### Problem description
When a line of the entries contains the word "Mustapha", report that line.

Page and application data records
-=-=-=-=-
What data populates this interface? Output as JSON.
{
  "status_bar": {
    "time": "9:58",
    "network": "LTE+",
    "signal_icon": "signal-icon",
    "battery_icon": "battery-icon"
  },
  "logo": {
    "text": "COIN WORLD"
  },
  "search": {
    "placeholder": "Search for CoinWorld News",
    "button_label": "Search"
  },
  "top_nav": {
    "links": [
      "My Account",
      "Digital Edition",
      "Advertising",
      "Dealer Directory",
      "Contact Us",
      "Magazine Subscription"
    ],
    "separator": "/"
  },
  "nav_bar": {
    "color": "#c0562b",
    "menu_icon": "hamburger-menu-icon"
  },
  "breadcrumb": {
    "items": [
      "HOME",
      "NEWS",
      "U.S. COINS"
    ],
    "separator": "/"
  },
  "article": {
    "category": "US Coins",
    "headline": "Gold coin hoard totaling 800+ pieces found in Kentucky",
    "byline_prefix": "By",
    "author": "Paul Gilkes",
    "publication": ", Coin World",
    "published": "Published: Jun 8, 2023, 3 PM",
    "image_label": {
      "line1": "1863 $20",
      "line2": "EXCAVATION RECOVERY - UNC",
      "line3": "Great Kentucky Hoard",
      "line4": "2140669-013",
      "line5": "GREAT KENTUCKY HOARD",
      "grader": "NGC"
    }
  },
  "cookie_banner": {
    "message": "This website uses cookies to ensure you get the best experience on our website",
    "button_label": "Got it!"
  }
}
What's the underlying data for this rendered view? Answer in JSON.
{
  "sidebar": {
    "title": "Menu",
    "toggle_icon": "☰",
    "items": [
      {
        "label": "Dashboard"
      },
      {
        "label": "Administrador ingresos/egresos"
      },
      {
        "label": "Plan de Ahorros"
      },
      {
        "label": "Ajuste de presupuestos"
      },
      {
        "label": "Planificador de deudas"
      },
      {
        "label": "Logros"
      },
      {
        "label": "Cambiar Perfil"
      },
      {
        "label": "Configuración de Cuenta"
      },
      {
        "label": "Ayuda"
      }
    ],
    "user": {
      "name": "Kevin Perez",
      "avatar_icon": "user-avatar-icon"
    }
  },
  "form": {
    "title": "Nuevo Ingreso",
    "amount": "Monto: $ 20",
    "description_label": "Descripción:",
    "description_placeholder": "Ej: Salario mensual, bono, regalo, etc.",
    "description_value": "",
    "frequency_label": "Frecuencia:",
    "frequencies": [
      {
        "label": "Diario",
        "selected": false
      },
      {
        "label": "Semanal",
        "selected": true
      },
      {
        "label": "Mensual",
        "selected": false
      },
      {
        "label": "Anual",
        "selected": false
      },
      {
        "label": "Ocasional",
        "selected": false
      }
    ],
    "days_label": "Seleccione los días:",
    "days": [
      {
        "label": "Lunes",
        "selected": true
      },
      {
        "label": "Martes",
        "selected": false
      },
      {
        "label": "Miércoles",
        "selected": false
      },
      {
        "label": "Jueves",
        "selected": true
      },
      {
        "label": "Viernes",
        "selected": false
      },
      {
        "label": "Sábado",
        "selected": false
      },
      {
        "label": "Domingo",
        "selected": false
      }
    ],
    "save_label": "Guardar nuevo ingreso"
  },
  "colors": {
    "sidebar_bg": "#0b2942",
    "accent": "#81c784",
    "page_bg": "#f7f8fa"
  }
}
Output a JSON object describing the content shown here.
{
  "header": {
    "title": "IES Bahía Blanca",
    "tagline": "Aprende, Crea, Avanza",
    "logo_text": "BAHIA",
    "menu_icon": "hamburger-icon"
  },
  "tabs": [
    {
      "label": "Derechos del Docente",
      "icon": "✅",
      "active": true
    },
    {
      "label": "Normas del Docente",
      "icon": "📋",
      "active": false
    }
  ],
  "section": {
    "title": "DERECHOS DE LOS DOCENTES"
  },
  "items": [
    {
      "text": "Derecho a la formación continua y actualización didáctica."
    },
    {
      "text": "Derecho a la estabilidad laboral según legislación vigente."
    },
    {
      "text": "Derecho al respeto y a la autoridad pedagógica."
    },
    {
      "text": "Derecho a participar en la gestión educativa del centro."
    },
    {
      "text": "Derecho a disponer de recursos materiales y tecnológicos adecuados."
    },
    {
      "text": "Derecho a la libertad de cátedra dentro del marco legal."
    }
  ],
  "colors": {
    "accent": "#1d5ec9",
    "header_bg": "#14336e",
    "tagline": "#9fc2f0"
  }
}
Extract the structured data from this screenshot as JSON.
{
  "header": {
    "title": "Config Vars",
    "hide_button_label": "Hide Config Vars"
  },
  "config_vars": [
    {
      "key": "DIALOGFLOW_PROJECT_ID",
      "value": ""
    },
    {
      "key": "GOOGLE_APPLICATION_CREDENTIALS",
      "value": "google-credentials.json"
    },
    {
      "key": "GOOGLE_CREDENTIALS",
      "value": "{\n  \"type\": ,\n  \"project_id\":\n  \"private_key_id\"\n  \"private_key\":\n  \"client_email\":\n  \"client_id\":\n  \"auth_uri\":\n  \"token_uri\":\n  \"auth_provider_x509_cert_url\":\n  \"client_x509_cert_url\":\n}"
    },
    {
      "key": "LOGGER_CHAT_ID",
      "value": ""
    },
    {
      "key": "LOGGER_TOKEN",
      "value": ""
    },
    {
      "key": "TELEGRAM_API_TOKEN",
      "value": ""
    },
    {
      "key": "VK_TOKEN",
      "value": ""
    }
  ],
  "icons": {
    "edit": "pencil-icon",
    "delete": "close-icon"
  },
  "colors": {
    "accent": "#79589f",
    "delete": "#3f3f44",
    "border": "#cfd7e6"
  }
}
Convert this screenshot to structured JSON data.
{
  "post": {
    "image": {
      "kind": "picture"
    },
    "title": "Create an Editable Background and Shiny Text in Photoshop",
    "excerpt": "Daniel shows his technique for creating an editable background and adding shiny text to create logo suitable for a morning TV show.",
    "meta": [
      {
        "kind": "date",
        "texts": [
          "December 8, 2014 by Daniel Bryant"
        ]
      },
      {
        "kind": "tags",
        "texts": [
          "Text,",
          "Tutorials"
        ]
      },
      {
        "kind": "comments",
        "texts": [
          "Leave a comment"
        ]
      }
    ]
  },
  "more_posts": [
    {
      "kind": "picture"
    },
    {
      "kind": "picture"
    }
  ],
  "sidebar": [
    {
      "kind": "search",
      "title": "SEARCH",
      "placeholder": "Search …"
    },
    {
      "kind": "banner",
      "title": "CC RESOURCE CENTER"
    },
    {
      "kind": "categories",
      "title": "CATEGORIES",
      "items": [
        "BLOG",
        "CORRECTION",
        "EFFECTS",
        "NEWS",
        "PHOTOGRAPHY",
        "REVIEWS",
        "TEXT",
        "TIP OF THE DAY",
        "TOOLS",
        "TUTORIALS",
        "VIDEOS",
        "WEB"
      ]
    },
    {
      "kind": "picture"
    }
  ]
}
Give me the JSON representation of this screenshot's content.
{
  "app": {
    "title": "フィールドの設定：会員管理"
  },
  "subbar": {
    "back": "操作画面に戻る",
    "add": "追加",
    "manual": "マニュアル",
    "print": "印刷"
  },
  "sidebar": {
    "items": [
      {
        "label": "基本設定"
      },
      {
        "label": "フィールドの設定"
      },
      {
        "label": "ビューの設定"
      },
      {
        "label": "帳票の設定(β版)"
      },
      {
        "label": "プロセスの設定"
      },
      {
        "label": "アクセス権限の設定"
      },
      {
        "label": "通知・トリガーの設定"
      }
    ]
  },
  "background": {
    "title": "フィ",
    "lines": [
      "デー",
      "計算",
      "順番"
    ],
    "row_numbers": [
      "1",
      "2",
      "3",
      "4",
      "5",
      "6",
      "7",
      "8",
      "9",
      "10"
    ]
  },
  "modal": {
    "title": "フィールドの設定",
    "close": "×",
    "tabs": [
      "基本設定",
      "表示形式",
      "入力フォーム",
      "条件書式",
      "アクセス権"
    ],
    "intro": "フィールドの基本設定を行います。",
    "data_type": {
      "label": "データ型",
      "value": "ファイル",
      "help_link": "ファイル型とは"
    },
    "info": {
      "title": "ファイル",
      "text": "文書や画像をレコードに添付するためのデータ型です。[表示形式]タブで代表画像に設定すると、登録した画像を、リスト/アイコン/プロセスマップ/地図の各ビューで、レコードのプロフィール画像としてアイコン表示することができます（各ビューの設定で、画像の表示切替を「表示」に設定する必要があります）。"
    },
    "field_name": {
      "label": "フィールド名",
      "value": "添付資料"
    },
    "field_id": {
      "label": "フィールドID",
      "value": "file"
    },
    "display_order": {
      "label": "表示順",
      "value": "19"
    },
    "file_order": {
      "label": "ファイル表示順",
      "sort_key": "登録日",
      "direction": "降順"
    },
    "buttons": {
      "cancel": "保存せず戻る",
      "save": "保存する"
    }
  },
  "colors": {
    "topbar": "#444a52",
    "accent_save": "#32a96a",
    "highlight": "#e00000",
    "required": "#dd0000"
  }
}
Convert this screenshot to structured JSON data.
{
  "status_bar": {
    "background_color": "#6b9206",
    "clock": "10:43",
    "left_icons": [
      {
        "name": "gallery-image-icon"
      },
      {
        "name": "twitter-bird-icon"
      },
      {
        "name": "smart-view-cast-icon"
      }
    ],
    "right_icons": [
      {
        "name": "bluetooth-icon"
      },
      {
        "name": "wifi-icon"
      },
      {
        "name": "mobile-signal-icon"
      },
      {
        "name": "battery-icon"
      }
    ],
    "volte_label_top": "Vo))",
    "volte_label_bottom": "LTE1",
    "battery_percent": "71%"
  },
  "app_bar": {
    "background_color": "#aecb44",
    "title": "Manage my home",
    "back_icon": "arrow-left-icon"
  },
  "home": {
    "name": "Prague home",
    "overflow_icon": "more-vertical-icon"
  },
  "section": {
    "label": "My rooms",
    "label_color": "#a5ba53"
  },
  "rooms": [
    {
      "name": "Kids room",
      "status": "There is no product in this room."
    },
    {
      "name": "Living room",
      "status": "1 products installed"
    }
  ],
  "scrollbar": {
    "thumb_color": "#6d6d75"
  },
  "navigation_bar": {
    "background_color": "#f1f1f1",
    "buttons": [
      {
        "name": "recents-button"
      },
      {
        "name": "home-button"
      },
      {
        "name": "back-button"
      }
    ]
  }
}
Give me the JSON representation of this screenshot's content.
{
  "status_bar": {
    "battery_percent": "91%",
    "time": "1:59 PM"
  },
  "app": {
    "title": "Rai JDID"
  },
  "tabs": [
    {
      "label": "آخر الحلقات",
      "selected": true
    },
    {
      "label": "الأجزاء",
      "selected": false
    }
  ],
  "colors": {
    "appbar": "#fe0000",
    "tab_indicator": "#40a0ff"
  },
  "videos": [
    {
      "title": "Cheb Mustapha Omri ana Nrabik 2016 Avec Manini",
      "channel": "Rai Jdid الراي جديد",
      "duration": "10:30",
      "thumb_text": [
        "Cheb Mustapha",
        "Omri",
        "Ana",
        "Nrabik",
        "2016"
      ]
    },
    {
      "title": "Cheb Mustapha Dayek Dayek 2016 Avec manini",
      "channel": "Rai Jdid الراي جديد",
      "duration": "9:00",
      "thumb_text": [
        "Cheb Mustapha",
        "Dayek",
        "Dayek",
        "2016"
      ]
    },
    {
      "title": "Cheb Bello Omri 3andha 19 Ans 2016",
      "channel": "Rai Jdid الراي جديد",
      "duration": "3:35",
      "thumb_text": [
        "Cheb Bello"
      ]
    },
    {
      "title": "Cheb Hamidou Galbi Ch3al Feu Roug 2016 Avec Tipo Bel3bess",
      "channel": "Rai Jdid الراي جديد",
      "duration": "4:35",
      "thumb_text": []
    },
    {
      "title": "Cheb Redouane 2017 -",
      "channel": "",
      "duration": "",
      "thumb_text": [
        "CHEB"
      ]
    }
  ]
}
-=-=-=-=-
### Result of the task
      "title": "Cheb Mustapha Omri ana Nrabik 2016 Avec Manini",
        "Cheb Mustapha",
      "title": "Cheb Mustapha Dayek Dayek 2016 Avec manini",
        "Cheb Mustapha",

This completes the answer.